A Reflection on the 2021 NYC Mayoral Election

The 2021 NYC mayoral election yielded almost 100,000 fewer votes than the 2017 election


After the NYC election on Nov. 2, Eric Adams won the mayoral race with a reported 66.5% of the vote count. Only 20% of the eligible voting population participated this year. 

The vote count for all five boroughs of NYC totaled 1,016,663 votes. About 79,000 of those bnvotes were absentee ballots and an additional 170,000 came from the early in-person voting period between Oct. 23 and 31. 

In the mayoral election of 2017, Bill de Blasio took the lead representing the Democratic Party by winning 66.2% of the votes; Republican runner-up Nicole Malliotakis earned 27.8%. In the 2017 mayoral election, 1,166,314 people casted votes, which was 23% of the eligible voting population.

With a new mayor, NYC could experience changes in policy relating to homelessness and other city issues.

Although Adams received the majority of votes in almost every borough, Staten Island was the outlier, with 68% voting in favor of Curtis Sliwa, the Republican candidate. The 2017 electoral results were similar to 2021. Republican candidate Malliotakis was favored by 70.8% of voters in Staten Island. 

With a new mayor, NYC could experience changes in policy relating to homelessness and other city issues under Adams’ tenure. Almost half of the undergraduate population at Fordham Lincoln Center are commuters, which means new policies will influence these students and their families’ lives — as well as resident students.

Omi Mehta, Gabelli School of Business at Lincoln Center ’25 and a resident, noted how she was “extremely happy” that Adams won the electoral election, mentioning that “he is very qualified and has a strong background in politics.”

The election is already influencing NYC politics.

Mehta explained that because Adams’ values are associated with the Democratic Party, she looks forward to seeing what impacts his decisions have on NYC.

Sophia Zanga, Fordham College at Lincoln Center ’25 and a resident, spoke about how she “did not know much about Adams and his win,” detailing how she felt that since many students are ineligible to vote in NYC, “they mainly focus on the election in their hometown.” 

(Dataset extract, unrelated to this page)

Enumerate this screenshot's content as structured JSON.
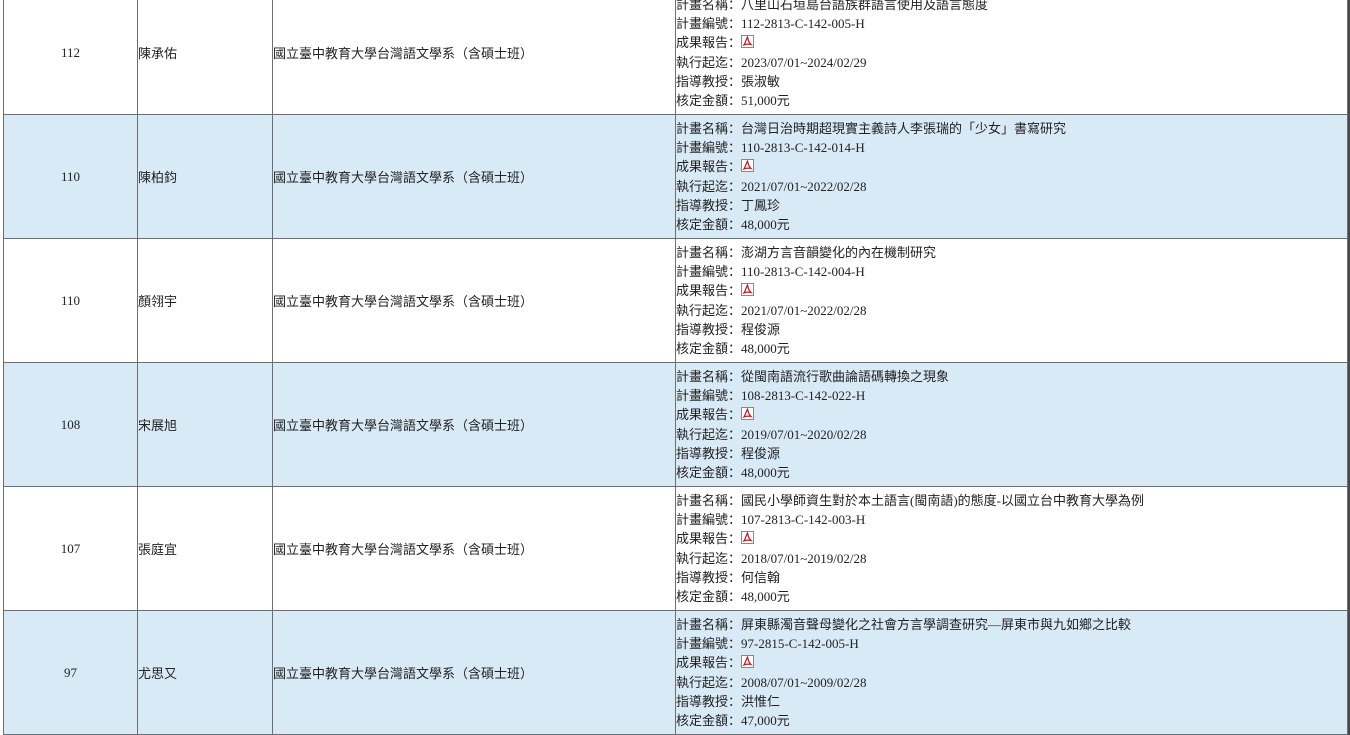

Although voter turnout for the mayoral election was low, the election is already influencing NYC politics. 

Adams has already begun unique administrative choices, such as his appointment of Stephen Scherr, a Goldman Sachs financial officer, one of the multiple businessmen in Adams’ staff thus far.

The approval rate of outgoing de Blasio is currently 37%, and there was a clear drop from a rating of 45% in April 2021, which represents city residents’ negative perception of the mayoral office. 

While Adams continues to choose mayoral staff and elects a new NYPD commissioner, it remains to be seen whether Adams will carry out his campaign proposals.